Sleep is vital to the way we learn, remember and forget, to how we feel about family and partners, our wellbeing, and our mental and physical health. It is essential for life itself. In Nodding Off, renowned sleep researcher Alice Gregory explores every aspect of sleep, from the different stages of sleep and how our sleeping patterns change throughout our lives, to what happens when things go wrong and getting some shut-eye becomes more of a trial than a pleasure.
Using cutting-edge findings in the field, Gregory tackles the big questions, such as:
- How do things that happen before we are even born affect our sleep? - What sleep problems should raise a red flag in children? - How do genes influence the way we sleep? - What are the consequences of sleep problems in the elderly?
Most of us spend a large portion of our lives asleep without ever thinking about why we do this. Nodding Off lifts the lid on this mysterious and universal past time. It examines all of the biggest sleep secrets, and Professor Gregory provides solutions to some of the common sleep problems that people suffer throughout their lives.
The Tangled Tree
By Quammen, David
Nonpareil science writer David Quammen explains how recent discoveries in molecular biology can change our understanding of evolution and life's history, with powerful implications for human health and even our own human nature.
In the mid-1970s, scientists began using DNA sequences to reexamine the history of all life.
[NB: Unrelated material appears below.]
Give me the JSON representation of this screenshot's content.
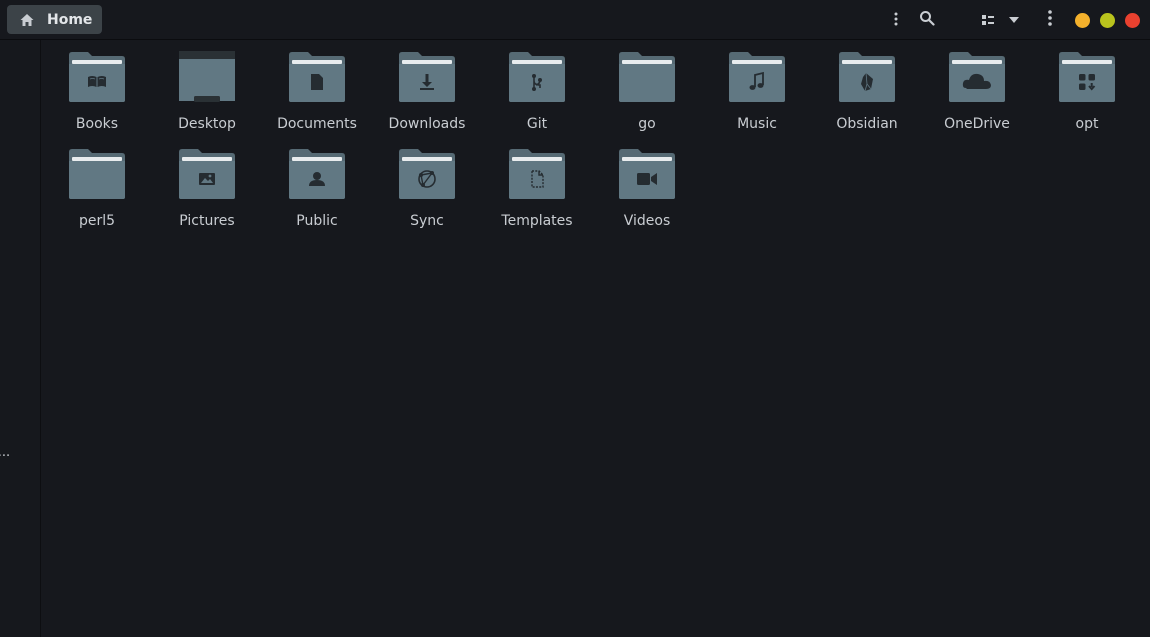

Perhaps the most startling discovery to come out of this new field - the study of life's diversity and relatedness at the molecular level - is horizontal gene transfer (HGT) , or the movement of genes across species lines. It turns out that HGT has been widespread and important. For instance, we now know that roughly eight percent of the human genome arrived not through traditional inheritance from directly ancestral forms, but sideways by viral infection - a type of HGT.
In The Tangled Tree David Quammen, "one of that rare breed of science journalists who blends exploration with a talent for synthesis and storytelling" (Nature) , chronicles these discoveries through the lives of the researchers who made them - such as Carl Woese, the most important little-known biologist of the twentieth century; Lynn Margulis, the notorious maverick whose wild ideas about "mosaic" creatures proved to be true; and Tsutomu Wantanabe, who discovered that the scourge of antibiotic-resistant bacteria is a direct result of horizontal gene transfer, bringing the deep study of genome histories to bear on a global crisis in public health.
"Quammen is no ordinary writer. He is simply astonishing, one of that rare class of writer gifted with verve, ingenuity, humor, guts, and great heart" (Elle) . Now, in The Tangled Tree, he explains how molecular studies of evolution have brought startling recognitions about the tangled tree of life - including where we humans fit upon it. Thanks to new technologies such as CRISPR, we now have the ability to alter even our genetic composition - through sideways insertions, as nature has long been doing. The Tangled Tree is a brilliant guide to our transformed understanding of evolution, of life's history, and of our own human nature.
Simon & Schuster
By Shetterly, Susan Hand
Glimpse the wonders of a hidden world.
An ancient, and vital, part of nature's ecosystem, seaweed is now emerging as an increasingly important source of food in a world faced with diminishing natural resources.
In Seaweed Chronicles, acclaimed nature writer Susan Hand Shetterly opens a window into the world of this fascinating organism by providing an elegant, often poetic look at life on the rugged shore of the Gulf of Maine. Shetterly offers a close look at the life cycle of seaweed, and introduces us to the men and women who farm and harvest it - and their increasingly difficult task of protecting this critical natural resource against forces both natural and man-made.
Ideal for readers of such books as The Hidden Life of Trees and How to Read Water, Seaweed Chronicles is a beautiful tribute to a little-known part of our country and a significant contribution to our understanding of our natural habitat.